Appears in

Oxford Companion to Food

Oxford Companion to Food

By Alan Davidson

Published 2014

  • About

sassafras Sassafras albidum, a common tree of the eastern USA, from Maine down to Florida, which yields a fragrant volatile oil, safrol, used as a flavouring and perfume. All parts of the tree have been used for flavouring, but the bark of the root contains the highest concentration of oil.
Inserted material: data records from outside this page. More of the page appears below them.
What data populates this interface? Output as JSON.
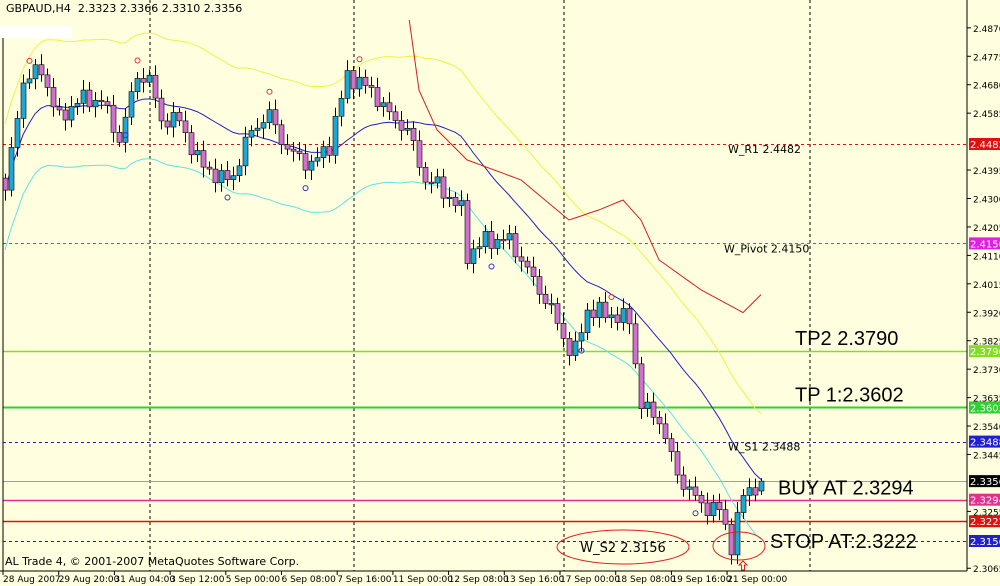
{
  "header": {
    "symbol": "GBPAUD,H4",
    "ohlc": "2.3323 2.3366 2.3310 2.3356"
  },
  "footer": {
    "copyright": "AL Trade 4, © 2001-2007 MetaQuotes Software Corp."
  },
  "colors": {
    "background": "#ffffe0",
    "bull": "#1aa8d8",
    "bear": "#d070d0",
    "ma": "#2020c0",
    "upper_band": "#f0f040",
    "lower_band": "#60e0e8",
    "envelope_red": "#d02020"
  },
  "chart_data": {
    "type": "candlestick",
    "symbol": "GBPAUD",
    "timeframe": "H4",
    "ylim": [
      2.305,
      2.492
    ],
    "y_ticks": [
      2.487,
      2.4775,
      2.468,
      2.4585,
      2.4395,
      2.43,
      2.4205,
      2.411,
      2.4015,
      2.392,
      2.3825,
      2.373,
      2.3635,
      2.354,
      2.3445,
      2.3255,
      2.3065
    ],
    "x_tick_labels": [
      "28 Aug 2007",
      "29 Aug 20:00",
      "31 Aug 04:00",
      "3 Sep 12:00",
      "5 Sep 00:00",
      "6 Sep 08:00",
      "7 Sep 16:00",
      "11 Sep 00:00",
      "12 Sep 08:00",
      "13 Sep 16:00",
      "17 Sep 00:00",
      "18 Sep 08:00",
      "19 Sep 16:00",
      "21 Sep 00:00"
    ],
    "bar_count": 127,
    "close_keyframes": [
      [
        0,
        2.4328
      ],
      [
        3,
        2.4696
      ],
      [
        6,
        2.4729
      ],
      [
        9,
        2.4562
      ],
      [
        12,
        2.4629
      ],
      [
        16,
        2.4629
      ],
      [
        19,
        2.4495
      ],
      [
        22,
        2.4712
      ],
      [
        24,
        2.4696
      ],
      [
        26,
        2.4562
      ],
      [
        29,
        2.4562
      ],
      [
        32,
        2.4429
      ],
      [
        36,
        2.4362
      ],
      [
        38,
        2.4378
      ],
      [
        41,
        2.4529
      ],
      [
        44,
        2.4579
      ],
      [
        47,
        2.4462
      ],
      [
        51,
        2.4412
      ],
      [
        54,
        2.4479
      ],
      [
        57,
        2.4712
      ],
      [
        61,
        2.4662
      ],
      [
        64,
        2.4579
      ],
      [
        67,
        2.4529
      ],
      [
        70,
        2.4362
      ],
      [
        72,
        2.4345
      ],
      [
        76,
        2.4262
      ],
      [
        77,
        2.4111
      ],
      [
        80,
        2.4161
      ],
      [
        84,
        2.4161
      ],
      [
        87,
        2.4061
      ],
      [
        91,
        2.3928
      ],
      [
        94,
        2.3794
      ],
      [
        95,
        2.3794
      ],
      [
        97,
        2.3928
      ],
      [
        101,
        2.3911
      ],
      [
        104,
        2.3894
      ],
      [
        106,
        2.361
      ],
      [
        109,
        2.356
      ],
      [
        112,
        2.3376
      ],
      [
        116,
        2.3276
      ],
      [
        119,
        2.326
      ],
      [
        121,
        2.3143
      ],
      [
        123,
        2.331
      ],
      [
        126,
        2.3356
      ]
    ],
    "last_bar": {
      "open": 2.3323,
      "high": 2.3366,
      "low": 2.331,
      "close": 2.3356
    },
    "red_line_keyframes": [
      [
        67,
        2.495
      ],
      [
        69,
        2.4662
      ],
      [
        72,
        2.4529
      ],
      [
        77,
        2.4429
      ],
      [
        86,
        2.4362
      ],
      [
        94,
        2.4228
      ],
      [
        99,
        2.4262
      ],
      [
        103,
        2.4295
      ],
      [
        106,
        2.4228
      ],
      [
        109,
        2.4095
      ],
      [
        116,
        2.3995
      ],
      [
        123,
        2.3919
      ],
      [
        126,
        2.3979
      ]
    ],
    "fractals": [
      [
        4,
        "up"
      ],
      [
        22,
        "up"
      ],
      [
        44,
        "up"
      ],
      [
        59,
        "up"
      ],
      [
        101,
        "up"
      ],
      [
        20,
        "down"
      ],
      [
        37,
        "down"
      ],
      [
        50,
        "down"
      ],
      [
        81,
        "down"
      ],
      [
        96,
        "down"
      ],
      [
        115,
        "down"
      ]
    ],
    "vertical_grid_bars": [
      24,
      58,
      93,
      134
    ],
    "levels": [
      {
        "name": "W_R1",
        "price": 2.4482,
        "label": "W_R1 2.4482",
        "axis_label": "2.4482",
        "color": "#e01010",
        "style": "dashed",
        "big": false
      },
      {
        "name": "W_Pivot",
        "price": 2.415,
        "label": "W_Pivot 2.4150",
        "axis_label": "2.4150",
        "color": "#e020e0",
        "style": "dashed",
        "big": false
      },
      {
        "name": "TP2",
        "price": 2.379,
        "label": "TP2  2.3790",
        "axis_label": "2.3790",
        "color": "#80e020",
        "style": "solid",
        "big": true
      },
      {
        "name": "TP1",
        "price": 2.3602,
        "label": "TP 1:2.3602",
        "axis_label": "2.3602",
        "color": "#30d030",
        "style": "solid",
        "big": true
      },
      {
        "name": "W_S1",
        "price": 2.3488,
        "label": "W_S1 2.3488",
        "axis_label": "2.3488",
        "color": "#2020d0",
        "style": "dashed",
        "big": false
      },
      {
        "name": "Current",
        "price": 2.3356,
        "label": "",
        "axis_label": "2.3356",
        "color": "#a0a0a0",
        "style": "solid",
        "big": false,
        "badge": "#000000"
      },
      {
        "name": "BUY",
        "price": 2.3294,
        "label": "BUY AT 2.3294",
        "axis_label": "2.3294",
        "color": "#e03090",
        "style": "solid",
        "big": true
      },
      {
        "name": "STOP",
        "price": 2.3222,
        "label": "STOP AT:2.3222",
        "axis_label": "2.3222",
        "color": "#e01010",
        "style": "solid",
        "big": true
      },
      {
        "name": "W_S2",
        "price": 2.3156,
        "label": "W_S2 2.3156",
        "axis_label": "2.3156",
        "color": "#2020d0",
        "style": "dashed",
        "big": false
      }
    ]
  }
}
Before the arrival of European settlers in America, the Indians chewed the root. Spanish colonists arriving in Florida in 1512 attributed restorative virtues to sassafras and British colonists in Virginia (then including New England) also raved about its virtues. Sir Walter Ralegh had the monopoly of the sassafras trade and made a fortune from it. It was a large export crop from the new colonies until superseded by sugar.